The bigger picture: Chairman Ajit Pai has made closing the digital divide a key talking point of his tenure at the FCC. The White House's recent infrastructure proposal includes money the administration says could be used to provide internet to rural areas, although no funds were earmarked explicitly for broadband.

Yes, but: Expect FCC Democrats to raise concerns about the accuracy of the FCC's data on broadband deployment (data that is provided by internet service providers) that, according to a source familiar with the matter, will be used in the map.  

  • "Now, I have heard from consumers, small businesses, state and local government officials, Tribal leaders, and members of Congress, who have expressed significant frustration with the accuracy of our broadband coverage data," Democratic Commissioner Mignon Clyburn said last year.
  • Fellow Democrat Jessica Rosenworcel established an email for Americans to note if they "not been able to get service, or live in an area that lacks it.”
  • Rosenworcel has also been pushing for an updated map, even though she questions the data accuracy.

What else to watch at the meeting:

  • A vote to consider a proposal codifying procedures for the FCC to meet a one-year deadline to approve new tech, which Pai says will encourage the development of innovative products.
  • Questions for the chairman on the news that he and his staff are under an investigation from the agency's independent watchdog over whether they made choices in order to aid the right-leaning Sinclair Broadcast Group.

Separately: The FCC's net neutrality repeal is set to become official today. The fight isn't over though, as Axios' Kim Hart reports, with possibilities remaining for a court challenge or congressional reinstatement.

Airbnb joins with Sacramento in NBA All-Star bid

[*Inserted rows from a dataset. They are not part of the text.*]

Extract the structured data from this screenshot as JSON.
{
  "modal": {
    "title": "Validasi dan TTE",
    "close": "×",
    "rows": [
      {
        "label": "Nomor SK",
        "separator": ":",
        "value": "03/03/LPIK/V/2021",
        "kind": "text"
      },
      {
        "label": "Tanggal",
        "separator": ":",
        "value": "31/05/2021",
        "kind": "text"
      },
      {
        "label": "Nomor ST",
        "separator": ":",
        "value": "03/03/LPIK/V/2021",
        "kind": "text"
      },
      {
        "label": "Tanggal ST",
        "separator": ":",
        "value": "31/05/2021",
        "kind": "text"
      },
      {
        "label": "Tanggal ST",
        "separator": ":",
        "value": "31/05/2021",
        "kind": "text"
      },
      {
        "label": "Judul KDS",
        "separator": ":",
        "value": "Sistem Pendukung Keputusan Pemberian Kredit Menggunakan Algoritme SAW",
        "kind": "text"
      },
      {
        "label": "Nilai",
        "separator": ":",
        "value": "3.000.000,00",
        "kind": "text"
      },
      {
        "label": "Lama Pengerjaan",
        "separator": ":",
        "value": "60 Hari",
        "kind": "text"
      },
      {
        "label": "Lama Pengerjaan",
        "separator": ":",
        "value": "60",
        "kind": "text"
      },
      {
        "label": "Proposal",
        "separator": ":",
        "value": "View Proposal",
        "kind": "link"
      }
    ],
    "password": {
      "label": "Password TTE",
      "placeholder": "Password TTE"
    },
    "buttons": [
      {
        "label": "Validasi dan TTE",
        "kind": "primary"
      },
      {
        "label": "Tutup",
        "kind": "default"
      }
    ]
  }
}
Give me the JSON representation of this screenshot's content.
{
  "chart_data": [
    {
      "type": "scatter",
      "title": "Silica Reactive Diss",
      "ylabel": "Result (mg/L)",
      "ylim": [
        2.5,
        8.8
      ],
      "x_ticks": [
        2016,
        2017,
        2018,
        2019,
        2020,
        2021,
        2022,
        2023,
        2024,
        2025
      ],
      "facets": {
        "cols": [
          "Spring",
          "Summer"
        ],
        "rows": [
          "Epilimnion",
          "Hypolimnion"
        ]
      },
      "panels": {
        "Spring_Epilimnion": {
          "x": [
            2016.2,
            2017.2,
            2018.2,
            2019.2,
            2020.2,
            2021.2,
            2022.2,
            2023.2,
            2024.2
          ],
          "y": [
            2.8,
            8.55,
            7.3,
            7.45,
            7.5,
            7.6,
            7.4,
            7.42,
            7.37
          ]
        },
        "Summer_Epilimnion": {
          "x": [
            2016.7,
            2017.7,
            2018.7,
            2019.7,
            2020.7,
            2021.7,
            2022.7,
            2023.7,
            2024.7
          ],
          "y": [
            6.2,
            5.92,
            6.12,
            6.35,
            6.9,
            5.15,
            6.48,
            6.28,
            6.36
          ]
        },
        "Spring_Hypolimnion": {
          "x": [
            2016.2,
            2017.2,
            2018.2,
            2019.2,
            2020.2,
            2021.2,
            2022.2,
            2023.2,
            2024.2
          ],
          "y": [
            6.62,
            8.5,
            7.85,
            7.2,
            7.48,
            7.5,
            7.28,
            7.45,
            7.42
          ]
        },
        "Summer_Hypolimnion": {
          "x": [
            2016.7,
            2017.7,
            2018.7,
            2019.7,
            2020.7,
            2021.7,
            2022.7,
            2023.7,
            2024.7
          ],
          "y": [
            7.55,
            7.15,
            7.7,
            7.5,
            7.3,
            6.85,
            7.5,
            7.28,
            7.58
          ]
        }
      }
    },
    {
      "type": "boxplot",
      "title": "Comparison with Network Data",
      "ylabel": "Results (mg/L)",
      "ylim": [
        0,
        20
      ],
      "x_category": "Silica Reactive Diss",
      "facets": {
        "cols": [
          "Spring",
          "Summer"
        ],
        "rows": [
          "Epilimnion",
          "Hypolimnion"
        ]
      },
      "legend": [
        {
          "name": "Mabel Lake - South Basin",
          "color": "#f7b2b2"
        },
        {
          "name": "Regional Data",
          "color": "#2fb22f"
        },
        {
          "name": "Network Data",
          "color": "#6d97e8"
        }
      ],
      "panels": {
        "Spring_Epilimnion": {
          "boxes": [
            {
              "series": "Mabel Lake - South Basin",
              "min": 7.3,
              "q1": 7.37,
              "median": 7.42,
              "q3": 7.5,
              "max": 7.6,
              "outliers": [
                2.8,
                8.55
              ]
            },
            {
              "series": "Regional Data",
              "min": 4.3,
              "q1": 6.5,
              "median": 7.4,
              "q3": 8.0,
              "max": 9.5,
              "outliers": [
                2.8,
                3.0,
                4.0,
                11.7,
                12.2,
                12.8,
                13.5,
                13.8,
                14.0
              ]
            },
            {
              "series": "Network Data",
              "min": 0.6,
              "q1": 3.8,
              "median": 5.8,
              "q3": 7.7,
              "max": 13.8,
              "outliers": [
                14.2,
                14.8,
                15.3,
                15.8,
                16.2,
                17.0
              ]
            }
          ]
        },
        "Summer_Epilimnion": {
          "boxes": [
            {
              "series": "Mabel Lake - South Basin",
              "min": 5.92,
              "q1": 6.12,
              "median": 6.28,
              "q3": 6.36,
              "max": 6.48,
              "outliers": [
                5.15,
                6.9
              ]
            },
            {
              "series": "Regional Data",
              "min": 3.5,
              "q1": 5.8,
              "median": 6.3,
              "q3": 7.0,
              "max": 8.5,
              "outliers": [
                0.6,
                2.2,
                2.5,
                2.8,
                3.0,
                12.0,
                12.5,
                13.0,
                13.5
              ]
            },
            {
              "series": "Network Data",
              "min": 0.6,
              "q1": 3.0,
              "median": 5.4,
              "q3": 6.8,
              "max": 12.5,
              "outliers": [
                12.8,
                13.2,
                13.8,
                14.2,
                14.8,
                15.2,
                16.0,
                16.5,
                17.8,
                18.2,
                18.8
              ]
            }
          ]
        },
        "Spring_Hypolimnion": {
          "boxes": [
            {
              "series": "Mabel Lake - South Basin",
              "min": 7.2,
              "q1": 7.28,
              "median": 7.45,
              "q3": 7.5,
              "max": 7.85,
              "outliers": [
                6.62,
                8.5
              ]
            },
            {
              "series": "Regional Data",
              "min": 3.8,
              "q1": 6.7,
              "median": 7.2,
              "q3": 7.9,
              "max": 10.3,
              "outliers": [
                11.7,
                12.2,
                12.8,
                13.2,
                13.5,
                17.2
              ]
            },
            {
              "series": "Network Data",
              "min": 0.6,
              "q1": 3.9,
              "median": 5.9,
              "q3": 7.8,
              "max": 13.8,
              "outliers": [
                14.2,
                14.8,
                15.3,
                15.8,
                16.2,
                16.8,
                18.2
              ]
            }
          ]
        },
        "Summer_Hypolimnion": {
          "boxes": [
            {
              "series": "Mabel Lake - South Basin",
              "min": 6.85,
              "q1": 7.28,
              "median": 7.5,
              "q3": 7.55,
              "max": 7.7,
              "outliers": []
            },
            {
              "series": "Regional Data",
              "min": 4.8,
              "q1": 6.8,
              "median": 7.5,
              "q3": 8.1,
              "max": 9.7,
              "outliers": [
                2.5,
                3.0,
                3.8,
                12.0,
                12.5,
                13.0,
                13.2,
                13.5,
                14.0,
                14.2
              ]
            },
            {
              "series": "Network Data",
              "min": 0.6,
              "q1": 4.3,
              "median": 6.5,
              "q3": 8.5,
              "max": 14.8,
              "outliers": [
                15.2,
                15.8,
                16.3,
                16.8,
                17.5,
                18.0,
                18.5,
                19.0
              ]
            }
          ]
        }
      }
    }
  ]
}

Included in Sacramento's bid to host the 2022 or 2023 NBA All-Star Game is a pledge from Airbnb to help out with housing out-of-towners.

The details: As part of the city's effort, Airbnb said it would set up an "All-Star ambassador" program to encourage the 115,000 Airbnb users in Sacramento to open their homes as well as with Sacramento Kings season ticket holders.

  • Sacramento would also look to bring in cruise ships to augment its standard housing, a technique used at the Rio Olympics.

Why it matters: While Airbnb regularly organizes accommodations for cities hosting large events, this is the first time the company has joined a team in their bid for a major sporting event.

Patent watch: Apple aims to count calories doing yoga

A man demonstrating advanced yoga poses. Photo: Creative Touch Imaging Ltd. / NurPhoto via Getty Images

Ever wonder how many calories you are burning doing yoga? Well Apple has applied for a patent for a means of doing just that.

Apple's proposal suggests using a heart-rate sensor, a thermometer to measure ambient temperature and motion-sensing.

Why it matters: The pitch for Apple Watch is being able to measure your exercise, whatever it is. And people hate it when their form "doesn't count."

From Apple's filing:

"A motion sensing module can collect user's motion data. In some embodiments, a hot yoga session can be detected based on measured ambient temperature. In some embodiments, a yoga type can be detected based on the motion data. In some embodiments, an energy expenditure model can be applied based on the determined yoga type."
Take Note

On Tap

Trading Places

  • Twitter has re-hired Lara Cohen to head global partnerships, per Variety.
  • Elon Musk is leaving the board of OpenAI to avoid potential future conflicts with Tesla's artificial intelligence work, but he will remain a donor and advisor.


After you Login

Here's Canadian ice dancer Scott Moir yelling at the refs during last night's gold medal women's hockey game.

And here's the game-tying goal.